#### INPUT RECORDS:
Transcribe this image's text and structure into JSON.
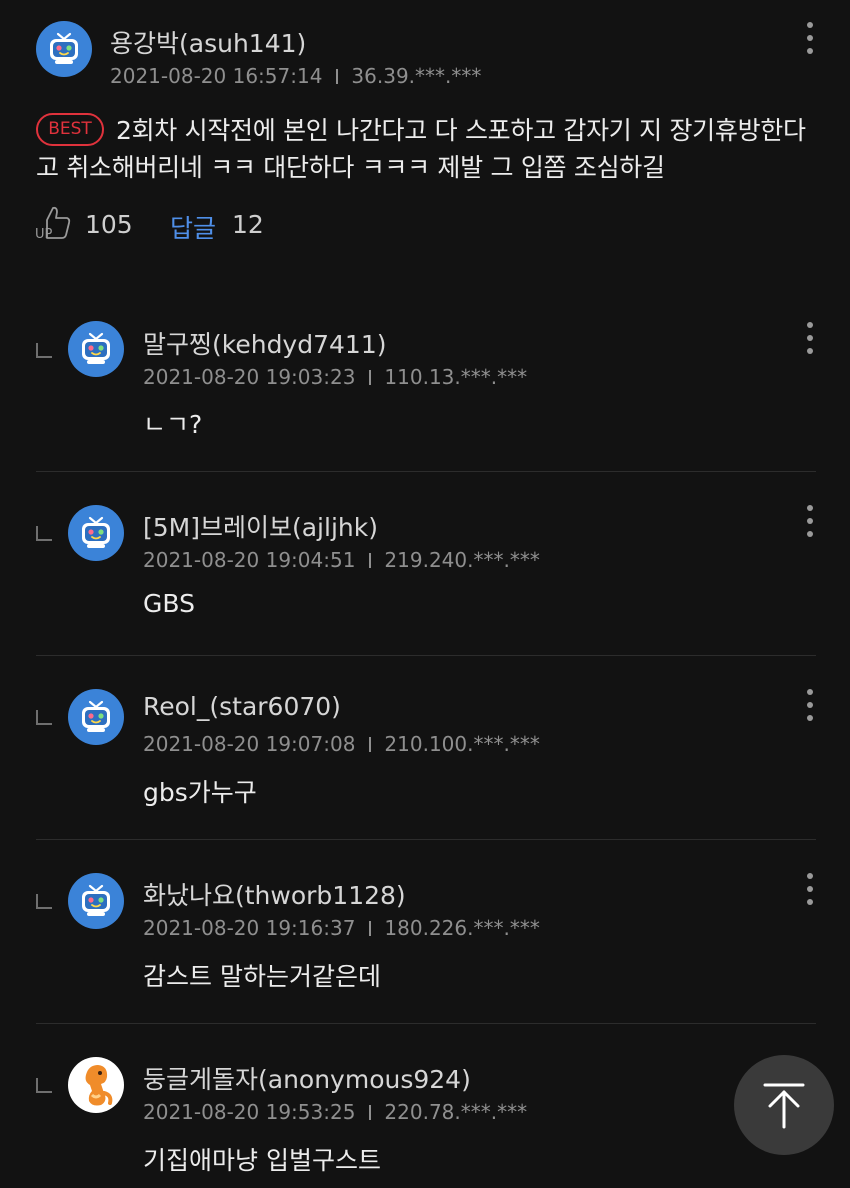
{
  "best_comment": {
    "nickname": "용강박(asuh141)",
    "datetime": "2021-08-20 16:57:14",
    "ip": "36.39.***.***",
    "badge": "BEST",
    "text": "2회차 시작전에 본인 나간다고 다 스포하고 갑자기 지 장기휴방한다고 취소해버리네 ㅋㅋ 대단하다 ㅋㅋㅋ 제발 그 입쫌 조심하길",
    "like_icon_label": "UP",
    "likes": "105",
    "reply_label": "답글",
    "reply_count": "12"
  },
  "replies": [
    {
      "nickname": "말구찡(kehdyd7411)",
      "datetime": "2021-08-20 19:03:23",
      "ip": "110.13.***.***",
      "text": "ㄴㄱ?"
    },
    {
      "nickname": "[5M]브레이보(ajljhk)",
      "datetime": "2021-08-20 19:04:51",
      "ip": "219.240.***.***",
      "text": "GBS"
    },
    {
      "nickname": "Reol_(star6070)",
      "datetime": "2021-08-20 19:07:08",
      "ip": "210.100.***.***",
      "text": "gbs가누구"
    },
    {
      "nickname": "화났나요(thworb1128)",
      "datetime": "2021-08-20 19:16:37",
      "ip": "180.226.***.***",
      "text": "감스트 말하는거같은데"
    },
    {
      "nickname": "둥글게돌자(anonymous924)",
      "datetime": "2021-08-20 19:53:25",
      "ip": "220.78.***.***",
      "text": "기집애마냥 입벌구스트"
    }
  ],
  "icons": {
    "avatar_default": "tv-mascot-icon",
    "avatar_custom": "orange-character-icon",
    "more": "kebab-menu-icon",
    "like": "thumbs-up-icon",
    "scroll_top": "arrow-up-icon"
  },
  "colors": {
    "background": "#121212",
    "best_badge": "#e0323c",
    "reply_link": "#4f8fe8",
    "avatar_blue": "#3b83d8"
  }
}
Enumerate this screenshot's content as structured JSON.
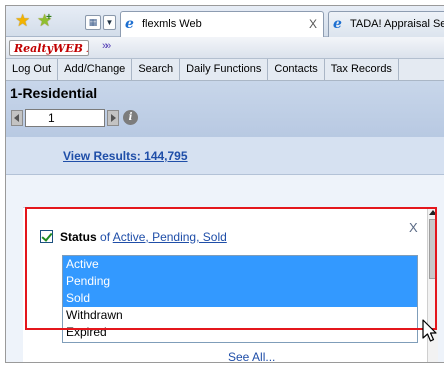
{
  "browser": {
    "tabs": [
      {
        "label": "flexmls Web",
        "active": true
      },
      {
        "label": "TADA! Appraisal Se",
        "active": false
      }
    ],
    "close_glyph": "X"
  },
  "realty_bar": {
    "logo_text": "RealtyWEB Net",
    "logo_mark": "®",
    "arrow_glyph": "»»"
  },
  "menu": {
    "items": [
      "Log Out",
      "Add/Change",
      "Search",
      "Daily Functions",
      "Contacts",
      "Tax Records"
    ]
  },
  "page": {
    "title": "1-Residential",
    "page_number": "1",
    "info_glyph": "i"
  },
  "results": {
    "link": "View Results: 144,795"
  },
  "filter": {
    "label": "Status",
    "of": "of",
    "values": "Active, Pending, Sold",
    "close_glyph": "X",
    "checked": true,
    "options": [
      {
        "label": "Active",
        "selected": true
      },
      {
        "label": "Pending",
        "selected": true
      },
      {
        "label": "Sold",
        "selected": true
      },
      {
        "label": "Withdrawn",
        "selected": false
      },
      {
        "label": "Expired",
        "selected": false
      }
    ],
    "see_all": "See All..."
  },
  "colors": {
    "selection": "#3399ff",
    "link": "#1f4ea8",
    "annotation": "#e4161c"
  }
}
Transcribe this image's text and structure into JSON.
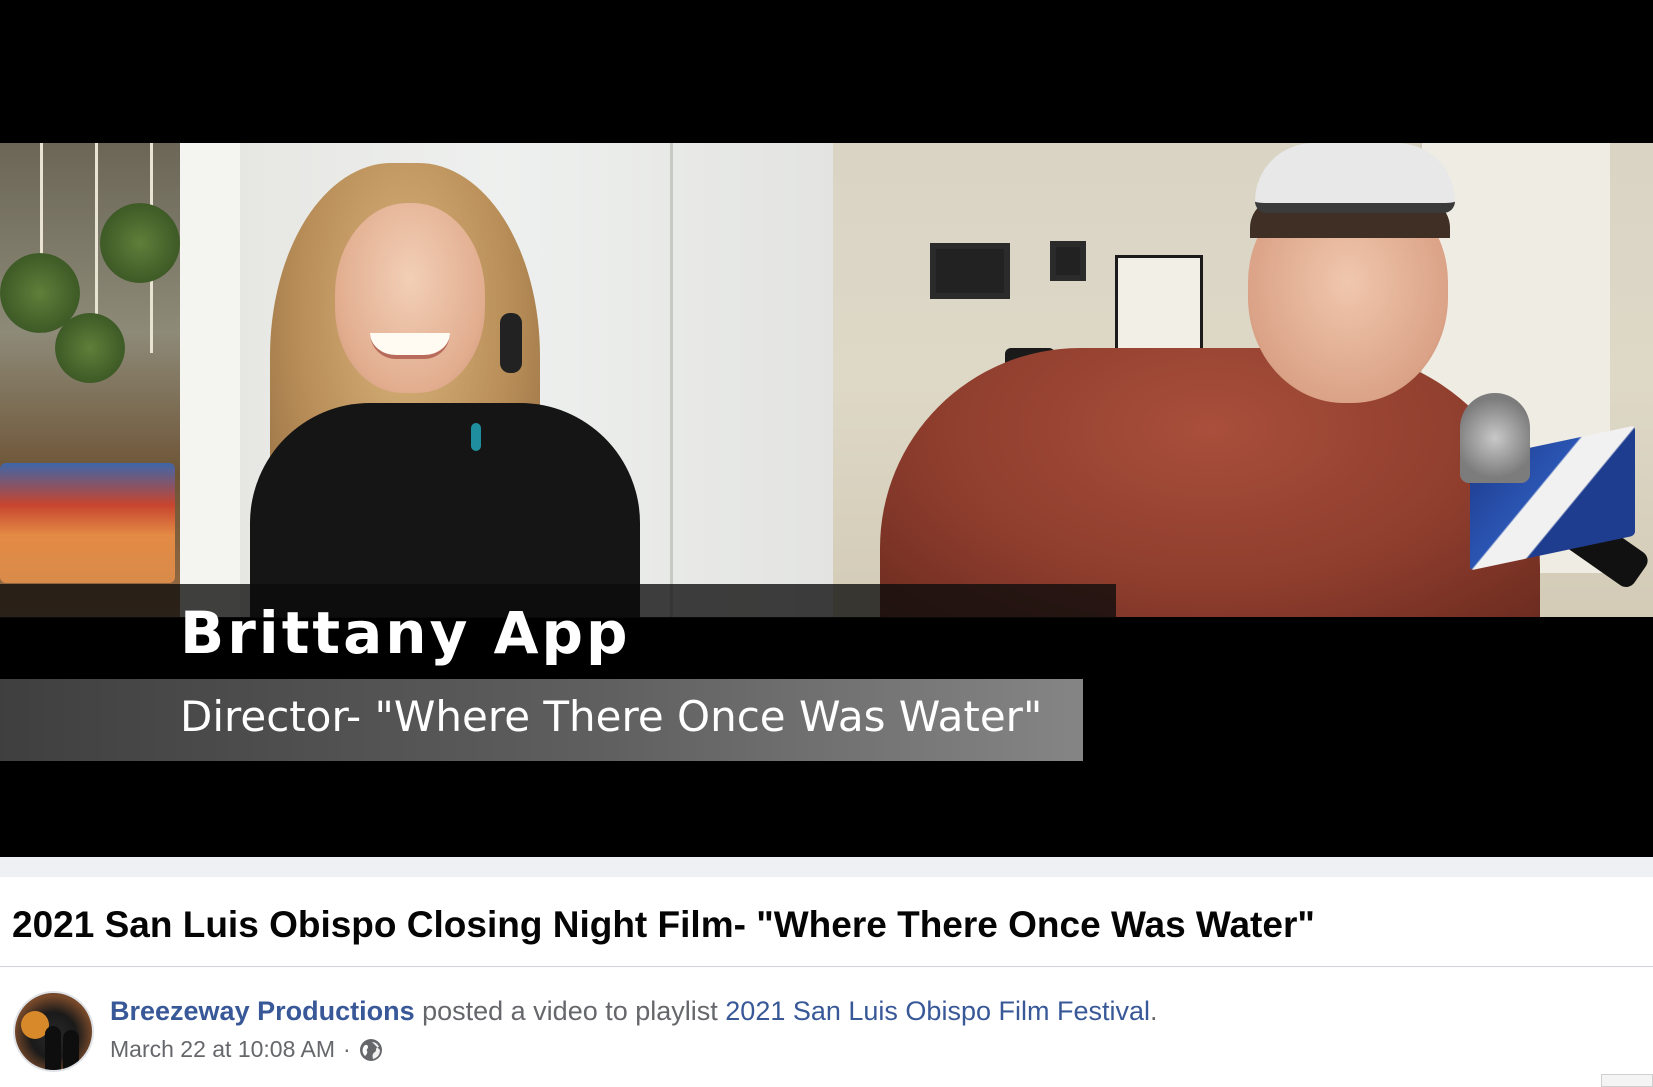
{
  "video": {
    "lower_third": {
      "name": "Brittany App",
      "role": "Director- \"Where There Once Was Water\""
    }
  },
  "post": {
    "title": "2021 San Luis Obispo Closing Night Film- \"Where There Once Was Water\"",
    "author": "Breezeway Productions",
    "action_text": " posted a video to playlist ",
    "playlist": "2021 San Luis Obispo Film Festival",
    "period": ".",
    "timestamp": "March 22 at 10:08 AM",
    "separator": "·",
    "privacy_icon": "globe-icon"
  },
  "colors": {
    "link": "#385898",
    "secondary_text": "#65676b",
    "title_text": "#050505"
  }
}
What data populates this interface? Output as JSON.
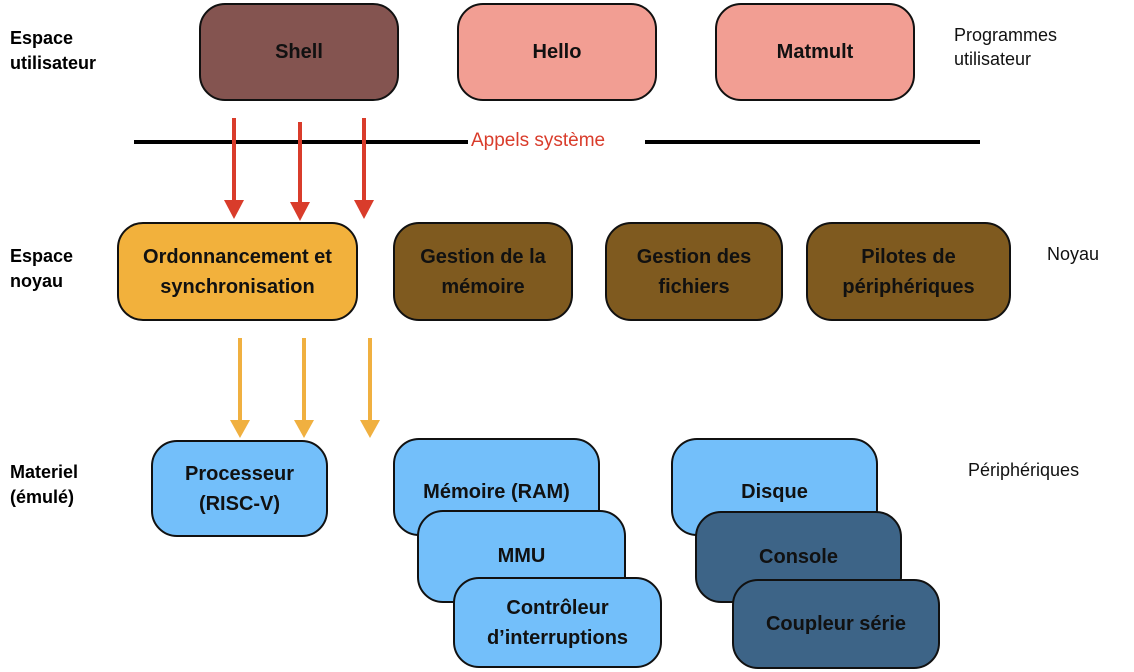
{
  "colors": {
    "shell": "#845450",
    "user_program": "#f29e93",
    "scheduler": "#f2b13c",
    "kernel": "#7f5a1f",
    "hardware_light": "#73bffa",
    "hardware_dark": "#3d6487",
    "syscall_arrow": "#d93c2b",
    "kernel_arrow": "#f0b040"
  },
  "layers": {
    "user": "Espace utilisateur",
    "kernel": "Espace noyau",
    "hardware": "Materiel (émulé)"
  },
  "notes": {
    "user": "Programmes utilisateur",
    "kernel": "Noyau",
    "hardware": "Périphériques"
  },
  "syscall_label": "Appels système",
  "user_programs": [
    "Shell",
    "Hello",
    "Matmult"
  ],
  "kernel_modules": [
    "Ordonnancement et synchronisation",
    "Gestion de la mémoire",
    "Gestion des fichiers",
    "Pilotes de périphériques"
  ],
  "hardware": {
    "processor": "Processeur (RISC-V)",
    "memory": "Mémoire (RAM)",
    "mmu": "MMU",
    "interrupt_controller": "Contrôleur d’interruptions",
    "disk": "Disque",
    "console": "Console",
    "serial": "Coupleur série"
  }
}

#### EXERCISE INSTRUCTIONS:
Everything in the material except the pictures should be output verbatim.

#### WRITTEN SOLUTION:
Transcribe this image's text and structure into JSON.
{
  "best_comment": {
    "nickname": "용강박(asuh141)",
    "datetime": "2021-08-20 16:57:14",
    "ip": "36.39.***.***",
    "badge": "BEST",
    "text": "2회차 시작전에 본인 나간다고 다 스포하고 갑자기 지 장기휴방한다고 취소해버리네 ㅋㅋ 대단하다 ㅋㅋㅋ 제발 그 입쫌 조심하길",
    "like_icon_label": "UP",
    "likes": "105",
    "reply_label": "답글",
    "reply_count": "12"
  },
  "replies": [
    {
      "nickname": "말구찡(kehdyd7411)",
      "datetime": "2021-08-20 19:03:23",
      "ip": "110.13.***.***",
      "text": "ㄴㄱ?"
    },
    {
      "nickname": "[5M]브레이보(ajljhk)",
      "datetime": "2021-08-20 19:04:51",
      "ip": "219.240.***.***",
      "text": "GBS"
    },
    {
      "nickname": "Reol_(star6070)",
      "datetime": "2021-08-20 19:07:08",
      "ip": "210.100.***.***",
      "text": "gbs가누구"
    },
    {
      "nickname": "화났나요(thworb1128)",
      "datetime": "2021-08-20 19:16:37",
      "ip": "180.226.***.***",
      "text": "감스트 말하는거같은데"
    },
    {
      "nickname": "둥글게돌자(anonymous924)",
      "datetime": "2021-08-20 19:53:25",
      "ip": "220.78.***.***",
      "text": "기집애마냥 입벌구스트"
    }
  ],
  "icons": {
    "avatar_default": "tv-mascot-icon",
    "avatar_custom": "orange-character-icon",
    "more": "kebab-menu-icon",
    "like": "thumbs-up-icon",
    "scroll_top": "arrow-up-icon"
  },
  "colors": {
    "background": "#121212",
    "best_badge": "#e0323c",
    "reply_link": "#4f8fe8",
    "avatar_blue": "#3b83d8"
  }
}
Enumerate this screenshot's content as structured JSON.
{
  "browser": {
    "tabs": [
      {
        "label": "flexmls Web",
        "active": true
      },
      {
        "label": "TADA! Appraisal Se",
        "active": false
      }
    ],
    "close_glyph": "X"
  },
  "realty_bar": {
    "logo_text": "RealtyWEB Net",
    "logo_mark": "®",
    "arrow_glyph": "»»"
  },
  "menu": {
    "items": [
      "Log Out",
      "Add/Change",
      "Search",
      "Daily Functions",
      "Contacts",
      "Tax Records"
    ]
  },
  "page": {
    "title": "1-Residential",
    "page_number": "1",
    "info_glyph": "i"
  },
  "results": {
    "link": "View Results: 144,795"
  },
  "filter": {
    "label": "Status",
    "of": "of",
    "values": "Active, Pending, Sold",
    "close_glyph": "X",
    "checked": true,
    "options": [
      {
        "label": "Active",
        "selected": true
      },
      {
        "label": "Pending",
        "selected": true
      },
      {
        "label": "Sold",
        "selected": true
      },
      {
        "label": "Withdrawn",
        "selected": false
      },
      {
        "label": "Expired",
        "selected": false
      }
    ],
    "see_all": "See All..."
  },
  "colors": {
    "selection": "#3399ff",
    "link": "#1f4ea8",
    "annotation": "#e4161c"
  }
}
Transcribe this image's text and structure into JSON.
{
  "video": {
    "lower_third": {
      "name": "Brittany App",
      "role": "Director- \"Where There Once Was Water\""
    }
  },
  "post": {
    "title": "2021 San Luis Obispo Closing Night Film- \"Where There Once Was Water\"",
    "author": "Breezeway Productions",
    "action_text": " posted a video to playlist ",
    "playlist": "2021 San Luis Obispo Film Festival",
    "period": ".",
    "timestamp": "March 22 at 10:08 AM",
    "separator": "·",
    "privacy_icon": "globe-icon"
  },
  "colors": {
    "link": "#385898",
    "secondary_text": "#65676b",
    "title_text": "#050505"
  }
}
What data populates this interface? Output as JSON.
{
  "colors": {
    "shell": "#845450",
    "user_program": "#f29e93",
    "scheduler": "#f2b13c",
    "kernel": "#7f5a1f",
    "hardware_light": "#73bffa",
    "hardware_dark": "#3d6487",
    "syscall_arrow": "#d93c2b",
    "kernel_arrow": "#f0b040"
  },
  "layers": {
    "user": "Espace utilisateur",
    "kernel": "Espace noyau",
    "hardware": "Materiel (émulé)"
  },
  "notes": {
    "user": "Programmes utilisateur",
    "kernel": "Noyau",
    "hardware": "Périphériques"
  },
  "syscall_label": "Appels système",
  "user_programs": [
    "Shell",
    "Hello",
    "Matmult"
  ],
  "kernel_modules": [
    "Ordonnancement et synchronisation",
    "Gestion de la mémoire",
    "Gestion des fichiers",
    "Pilotes de périphériques"
  ],
  "hardware": {
    "processor": "Processeur (RISC-V)",
    "memory": "Mémoire (RAM)",
    "mmu": "MMU",
    "interrupt_controller": "Contrôleur d’interruptions",
    "disk": "Disque",
    "console": "Console",
    "serial": "Coupleur série"
  }
}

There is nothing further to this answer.